An initial report, establishing the frame of reference for the feasibility study, should be presented by the Secretary General at ACC-18 meeting in 2023. The final feasibility study should be presented by the exploratory group to the Standing Committee of the Anglican Consultative Council by the end of 2024. If appropriate, the Secretary General, in consultation with the Archbishop of Canterbury, would then call for a Congress and set up a design group. The Congress should take place before the next Lambeth Conference.

3.2 Revitalize Anglicanism’s Marks of Mission

In preparation for an Anglican Congress and as part of an Anglican Congress, the Five Marks of Mission should be reviewed.vii This review should pay particular attention to the Anglican balance of Word and sacrament, missional priorities discerned by the Provinces, diverse cultural expressions of the Gospel, ecumenical commitments, and inter-faith co-operation. The Standing Committee of the Anglican Consultative Council, in consultation with appropriate Communion networks and departments, should be tasked with convening an international group of Anglican missiologists to prepare an initial report for ACC-18 meeting in 2023. 

3.3 Review the Instruments of Communion

We call for a review of the current Instruments of Communion. We ask the Archbishop of Canterbury to set up an independent review group on the Instruments of Communion with special attention to Anglican polity and deepening a sense of synodality for the whole people of God in the Anglican Communion.

To what extent are the Instruments fit for purpose? To what extent might some (or all) of the Instruments be reconfigured to serve the Communion of today and the future? This review should be presented to ACC-19 at its meeting in 2026.

3.4 Study the Possibility of a New Instrument of Communion

 Alongside reviewing the Instruments of Communion (3.3), we call on the Archbishop of Canterbury and the Anglican Consultative Council to establish a design group to envision a new Instrument of Communion centring those voices too often marginalized: indigenous leaders, the laity, women, and young people.viii This design group should complete its work and report to the Anglican Consultative Council by the end of 2025.

End Notes

i. The Nicene Creed; The Inter-Anglican Standing Commission on Unity, Faith & Order (IASCUFO), Towards a Symphony of Instruments: A Historical and Theological Consideration of the Instruments of the Anglican Communion (2018), 1–2.

ii. Lambeth Conference 1888, Resolution 11. See also the formularies enshrined in the Book of Common Prayer (1662). 

iii.
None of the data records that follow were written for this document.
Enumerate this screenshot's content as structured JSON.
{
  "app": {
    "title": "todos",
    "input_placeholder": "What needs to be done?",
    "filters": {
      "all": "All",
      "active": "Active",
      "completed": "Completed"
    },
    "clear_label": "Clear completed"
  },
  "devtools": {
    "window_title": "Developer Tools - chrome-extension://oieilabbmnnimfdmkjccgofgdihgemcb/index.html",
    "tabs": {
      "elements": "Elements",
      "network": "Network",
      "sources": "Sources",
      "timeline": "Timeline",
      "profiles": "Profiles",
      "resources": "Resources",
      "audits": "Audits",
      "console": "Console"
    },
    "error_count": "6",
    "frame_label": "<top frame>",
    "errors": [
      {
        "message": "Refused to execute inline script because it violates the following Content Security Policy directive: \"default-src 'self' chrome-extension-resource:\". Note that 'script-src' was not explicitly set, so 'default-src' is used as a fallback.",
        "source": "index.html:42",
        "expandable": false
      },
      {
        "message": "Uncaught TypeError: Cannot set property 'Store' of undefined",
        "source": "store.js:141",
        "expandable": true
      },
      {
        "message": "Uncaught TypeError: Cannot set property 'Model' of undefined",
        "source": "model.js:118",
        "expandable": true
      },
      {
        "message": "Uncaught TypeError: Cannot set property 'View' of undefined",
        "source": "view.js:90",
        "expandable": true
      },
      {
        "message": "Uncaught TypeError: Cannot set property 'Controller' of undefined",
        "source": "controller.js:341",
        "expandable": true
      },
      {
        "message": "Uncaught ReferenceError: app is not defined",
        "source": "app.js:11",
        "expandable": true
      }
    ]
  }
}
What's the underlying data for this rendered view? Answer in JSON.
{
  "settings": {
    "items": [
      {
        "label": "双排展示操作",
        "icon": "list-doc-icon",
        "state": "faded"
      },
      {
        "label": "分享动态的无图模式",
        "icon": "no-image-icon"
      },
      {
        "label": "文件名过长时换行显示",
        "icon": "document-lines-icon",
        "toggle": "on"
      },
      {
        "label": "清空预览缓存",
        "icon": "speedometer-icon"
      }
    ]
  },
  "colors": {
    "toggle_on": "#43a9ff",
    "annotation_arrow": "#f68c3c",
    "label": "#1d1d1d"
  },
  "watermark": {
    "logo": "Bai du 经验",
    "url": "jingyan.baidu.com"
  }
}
Article XIX–XXI Book of Common Prayer (1662). See also the “Principles of Church Order” set out in Encyclical Letter 1.5 (Lambeth Conference, 1878) accessed July 1, 2022.

iv. A Symphony of Instruments (2018).

v. The Marks of Mission began to emerge at the Anglican Consultative Council (ACC-6) in Badagry, Nigeria, (1984). The 1988 Lambeth Conference affirmed this emerging sense of Anglican mission (“The Nature and Meaning of Mission”, Lambeth Conference [1988]) and at the 1990 ACC-8 a fifth mark addressing the ecological crisis was added. The Lambeth Conference 1998 endorsed the Five Marks of Mission. See Cathy Ross, “Mission” in Mark D.Chapman, Sathianathan Clarke and Martyn Percy eds., The Oxford Handbook of Anglican Studies (Oxford, 2015), 504–515; Robert S. Heaney and John Kafwanka K, “Discipleship in the Mission of God” in Robert S. Heaney, John Kafwanka K, and Hilda Kabia, God’s Church for God’s World (New York: Church Publishing, 2020), 1–19.

vi. For information on the last Anglican Congress in Toronto, Canada (1963) see:

vii. If an Anglican Congress is not feasible, then a review group made up of missiologists, indigenous leaders, women, young people, and lay Anglicans should be convened to review the Marks of Mission and make recommendations to the ACC.

viii. On May 2, 2022 the Archbishop of Canterbury promised the First Nations peoples of Canada discussion on the rights of Indigenous peoples. See Archbishop of Canterbury, “Apology to the Indigenous peoples of Canada” (Press Release, May 2, 2022) accessed June 23, 2022.